Forestry is probably the largest sector where thousands of women have officially been part of user groups and involved in resource management. However, comprehensive homework is needed to ensure active and meaningful participation of women rather than merely representative participation.

The Himalayan Times : student reporter: Students unite for animals

The Himalayan Times : student reporter: Students unite for animals - Detail News : Nepal News Portal

To mark the importance of conservation of wildlife, National Wildlife Week is observed on the first week of Baisakh every year.

And with the theme ‘Coalition for Human-Wildlife Conflict Reduction’, various green organisations within Institute of Forestry (IOF), Pokhara celebrated the 18th National Wildlife Week from April 14 to 20 in Pokhara.

Institutions like BCN, SHEAC, SOWREC, Bat friends, UNC, AACD, FAN, PSM et cetera — collectively known as G10 — organised different programmes to mark the week that aimed to create mass awareness on wildlife conservation.

Various programmes took place throughout the week to mark the celebration.

One such programme held on the first day was conservation rally that started from Prithivichowk to Chipledhunga.

Meanwhile, a street drama based on human-wildlife conflict was also staged during the week-long event.

On the second day, they organised a sanitation programme from IOF to Tutunga so as to create public awareness on sanitation. Similarly, to enhance the oratory skills among students of IOF, speech competition was held based on the theme of wildlife week.

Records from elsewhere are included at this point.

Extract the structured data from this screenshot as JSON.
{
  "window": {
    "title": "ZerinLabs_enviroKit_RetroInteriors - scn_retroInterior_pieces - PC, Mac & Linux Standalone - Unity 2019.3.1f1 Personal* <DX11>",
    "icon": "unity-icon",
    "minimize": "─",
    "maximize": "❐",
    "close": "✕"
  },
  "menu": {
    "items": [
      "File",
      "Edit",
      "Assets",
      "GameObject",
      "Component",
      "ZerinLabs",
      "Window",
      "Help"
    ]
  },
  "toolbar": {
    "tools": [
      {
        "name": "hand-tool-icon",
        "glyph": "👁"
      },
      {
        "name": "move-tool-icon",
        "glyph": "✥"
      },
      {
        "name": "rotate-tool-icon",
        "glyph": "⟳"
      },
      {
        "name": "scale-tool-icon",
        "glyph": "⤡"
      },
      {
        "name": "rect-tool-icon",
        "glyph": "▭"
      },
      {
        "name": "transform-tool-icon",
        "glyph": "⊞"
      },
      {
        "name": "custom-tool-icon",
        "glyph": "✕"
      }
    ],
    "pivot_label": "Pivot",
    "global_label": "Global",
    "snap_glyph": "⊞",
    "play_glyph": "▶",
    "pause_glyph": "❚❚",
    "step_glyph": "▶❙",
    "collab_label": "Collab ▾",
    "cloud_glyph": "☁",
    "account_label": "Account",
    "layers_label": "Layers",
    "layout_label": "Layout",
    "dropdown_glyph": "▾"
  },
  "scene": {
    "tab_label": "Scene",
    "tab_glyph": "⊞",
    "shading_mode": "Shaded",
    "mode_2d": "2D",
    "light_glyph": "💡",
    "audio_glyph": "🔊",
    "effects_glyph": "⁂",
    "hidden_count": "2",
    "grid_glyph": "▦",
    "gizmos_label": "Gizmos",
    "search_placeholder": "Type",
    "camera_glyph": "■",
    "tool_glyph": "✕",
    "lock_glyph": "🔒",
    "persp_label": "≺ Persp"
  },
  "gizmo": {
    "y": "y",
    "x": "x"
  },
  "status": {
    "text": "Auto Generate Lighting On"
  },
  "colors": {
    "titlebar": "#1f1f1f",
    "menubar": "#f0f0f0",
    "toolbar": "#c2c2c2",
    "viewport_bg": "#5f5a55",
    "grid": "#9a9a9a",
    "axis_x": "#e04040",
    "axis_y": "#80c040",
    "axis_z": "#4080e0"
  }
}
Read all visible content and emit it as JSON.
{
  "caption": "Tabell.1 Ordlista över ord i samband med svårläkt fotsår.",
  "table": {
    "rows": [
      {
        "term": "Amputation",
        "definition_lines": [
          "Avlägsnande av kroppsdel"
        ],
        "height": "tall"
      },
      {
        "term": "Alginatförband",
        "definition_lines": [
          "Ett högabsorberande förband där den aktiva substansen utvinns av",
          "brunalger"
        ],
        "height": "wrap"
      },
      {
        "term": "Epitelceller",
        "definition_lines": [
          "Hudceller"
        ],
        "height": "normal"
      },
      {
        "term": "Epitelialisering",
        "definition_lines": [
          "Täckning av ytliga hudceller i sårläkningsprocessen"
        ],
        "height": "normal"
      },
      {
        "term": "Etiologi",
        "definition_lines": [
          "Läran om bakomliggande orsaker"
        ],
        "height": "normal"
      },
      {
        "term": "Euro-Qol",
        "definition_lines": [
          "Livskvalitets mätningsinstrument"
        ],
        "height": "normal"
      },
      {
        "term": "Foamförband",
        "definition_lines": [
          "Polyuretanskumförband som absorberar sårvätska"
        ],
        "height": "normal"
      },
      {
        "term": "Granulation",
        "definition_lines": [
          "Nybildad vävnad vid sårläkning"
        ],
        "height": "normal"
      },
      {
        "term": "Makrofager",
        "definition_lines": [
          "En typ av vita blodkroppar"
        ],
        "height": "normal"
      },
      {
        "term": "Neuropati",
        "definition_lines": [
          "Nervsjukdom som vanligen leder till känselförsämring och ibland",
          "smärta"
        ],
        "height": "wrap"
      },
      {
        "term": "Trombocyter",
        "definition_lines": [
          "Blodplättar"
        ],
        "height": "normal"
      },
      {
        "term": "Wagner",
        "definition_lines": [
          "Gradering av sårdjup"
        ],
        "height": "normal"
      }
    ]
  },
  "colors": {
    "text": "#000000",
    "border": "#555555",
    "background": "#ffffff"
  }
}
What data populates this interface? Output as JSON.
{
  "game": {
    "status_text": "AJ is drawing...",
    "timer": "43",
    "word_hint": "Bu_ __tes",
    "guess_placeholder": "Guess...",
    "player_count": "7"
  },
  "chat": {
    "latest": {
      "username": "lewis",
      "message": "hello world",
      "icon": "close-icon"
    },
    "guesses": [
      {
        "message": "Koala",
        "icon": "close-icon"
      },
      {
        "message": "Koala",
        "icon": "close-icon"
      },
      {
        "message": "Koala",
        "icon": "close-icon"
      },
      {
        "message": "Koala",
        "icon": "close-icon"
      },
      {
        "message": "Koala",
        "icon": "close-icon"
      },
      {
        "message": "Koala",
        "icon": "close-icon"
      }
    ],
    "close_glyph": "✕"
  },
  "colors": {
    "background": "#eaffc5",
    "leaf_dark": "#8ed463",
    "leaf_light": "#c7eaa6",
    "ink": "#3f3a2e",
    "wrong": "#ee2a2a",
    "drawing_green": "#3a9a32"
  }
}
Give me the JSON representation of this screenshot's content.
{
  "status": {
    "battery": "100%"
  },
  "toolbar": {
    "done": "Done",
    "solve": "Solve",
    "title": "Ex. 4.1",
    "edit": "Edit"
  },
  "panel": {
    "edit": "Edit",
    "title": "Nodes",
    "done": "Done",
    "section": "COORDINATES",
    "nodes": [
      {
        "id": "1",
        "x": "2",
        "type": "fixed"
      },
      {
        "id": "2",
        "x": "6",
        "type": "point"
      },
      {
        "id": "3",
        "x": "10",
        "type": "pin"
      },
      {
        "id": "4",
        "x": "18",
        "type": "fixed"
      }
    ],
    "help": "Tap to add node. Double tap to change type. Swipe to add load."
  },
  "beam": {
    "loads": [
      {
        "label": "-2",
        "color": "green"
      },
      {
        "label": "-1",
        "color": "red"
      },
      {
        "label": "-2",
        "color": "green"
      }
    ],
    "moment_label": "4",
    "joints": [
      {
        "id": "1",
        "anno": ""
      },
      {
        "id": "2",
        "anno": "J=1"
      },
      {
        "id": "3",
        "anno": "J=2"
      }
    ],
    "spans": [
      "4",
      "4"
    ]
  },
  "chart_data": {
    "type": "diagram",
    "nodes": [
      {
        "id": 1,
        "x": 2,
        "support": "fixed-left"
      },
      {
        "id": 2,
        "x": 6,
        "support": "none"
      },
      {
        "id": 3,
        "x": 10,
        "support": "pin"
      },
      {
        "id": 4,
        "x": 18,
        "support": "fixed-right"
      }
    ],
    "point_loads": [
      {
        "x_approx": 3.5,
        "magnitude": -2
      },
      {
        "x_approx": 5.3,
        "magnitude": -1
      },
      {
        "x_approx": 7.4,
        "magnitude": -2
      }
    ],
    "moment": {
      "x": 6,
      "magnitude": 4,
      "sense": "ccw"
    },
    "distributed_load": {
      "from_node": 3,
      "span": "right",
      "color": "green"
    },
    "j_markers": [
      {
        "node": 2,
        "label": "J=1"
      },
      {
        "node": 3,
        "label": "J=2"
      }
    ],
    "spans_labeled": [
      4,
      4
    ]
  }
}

Likewise, a group of about 90 students visited the nearby Raniban forest to observe the beautiful birds. Bird watching was conducted in collaboration with Tiger Mountain Lodge. Along with that, another event showcased the bat capturing techniques amongst students at local Banpale Danda.

Next day, there was tree plantation programme on the premises of IOF. Altogether 20 seedlings were planted to maintain the greenery of the institute. Documentaries on wildlife and human relations were also screened every day.

Finally, on April 20, the closing ceremony was conducted with various presentations on the issues of wildlife conservation and management.

Sonam Tashi Lama, Co-ordinator of the programme, remarked, “There is a need to disseminate information on wildlife conservation among the public as we have seen the human-wildlife conflict getting intense these days. We, students have to take a lead in this as it’s connected with us. Let’s unite for the sake of animals.”— Anisha Pokharel,
- See more at: http://www.thehimalayantimes.com/fullNews.php?headline=student+reporter%3A+Students+unite+for+animals&NewsID=377279#sthash.8qtfO9IP.dpuf